:: PROBLEM REQUIREMENTS ::
Scan the entries below for "icon" and copy each line that holds it.

(Dataset rows describing interfaces)
=====

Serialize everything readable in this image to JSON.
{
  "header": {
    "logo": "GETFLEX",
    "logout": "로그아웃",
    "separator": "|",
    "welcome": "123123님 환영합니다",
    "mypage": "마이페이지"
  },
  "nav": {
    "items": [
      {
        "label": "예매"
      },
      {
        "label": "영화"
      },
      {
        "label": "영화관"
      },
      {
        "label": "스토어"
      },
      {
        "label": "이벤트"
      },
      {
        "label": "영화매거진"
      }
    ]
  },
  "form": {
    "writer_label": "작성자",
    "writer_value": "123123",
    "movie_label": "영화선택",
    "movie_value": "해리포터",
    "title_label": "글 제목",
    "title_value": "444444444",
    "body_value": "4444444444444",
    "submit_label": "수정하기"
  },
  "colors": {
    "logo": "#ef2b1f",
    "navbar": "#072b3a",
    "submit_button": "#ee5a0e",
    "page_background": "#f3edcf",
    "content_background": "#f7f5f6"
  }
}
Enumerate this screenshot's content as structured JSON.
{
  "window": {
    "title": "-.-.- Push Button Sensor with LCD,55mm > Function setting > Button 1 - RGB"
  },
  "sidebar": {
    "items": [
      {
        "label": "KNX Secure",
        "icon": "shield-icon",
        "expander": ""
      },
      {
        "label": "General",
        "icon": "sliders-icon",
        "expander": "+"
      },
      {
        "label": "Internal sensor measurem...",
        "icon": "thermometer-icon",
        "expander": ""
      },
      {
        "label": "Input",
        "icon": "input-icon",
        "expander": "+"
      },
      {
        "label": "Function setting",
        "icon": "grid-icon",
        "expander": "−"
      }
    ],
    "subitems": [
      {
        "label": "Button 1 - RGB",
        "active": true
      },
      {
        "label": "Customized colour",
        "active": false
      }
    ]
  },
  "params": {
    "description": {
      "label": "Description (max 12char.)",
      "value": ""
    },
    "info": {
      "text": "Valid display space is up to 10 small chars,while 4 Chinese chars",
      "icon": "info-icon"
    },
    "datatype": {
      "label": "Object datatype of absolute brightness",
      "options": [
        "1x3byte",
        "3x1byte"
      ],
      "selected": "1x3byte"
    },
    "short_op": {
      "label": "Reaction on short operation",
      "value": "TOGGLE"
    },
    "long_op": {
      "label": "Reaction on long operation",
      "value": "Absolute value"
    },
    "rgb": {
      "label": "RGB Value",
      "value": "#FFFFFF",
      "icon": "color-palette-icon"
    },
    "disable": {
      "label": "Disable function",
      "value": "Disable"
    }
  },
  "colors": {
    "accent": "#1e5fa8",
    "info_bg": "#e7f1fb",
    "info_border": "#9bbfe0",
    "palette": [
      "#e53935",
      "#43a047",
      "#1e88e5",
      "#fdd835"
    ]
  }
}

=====

:: TASK RESPONSE ::
        "icon": "shield-icon",
        "icon": "sliders-icon",
        "icon": "thermometer-icon",
        "icon": "input-icon",
        "icon": "grid-icon",
      "icon": "info-icon"
      "icon": "color-palette-icon"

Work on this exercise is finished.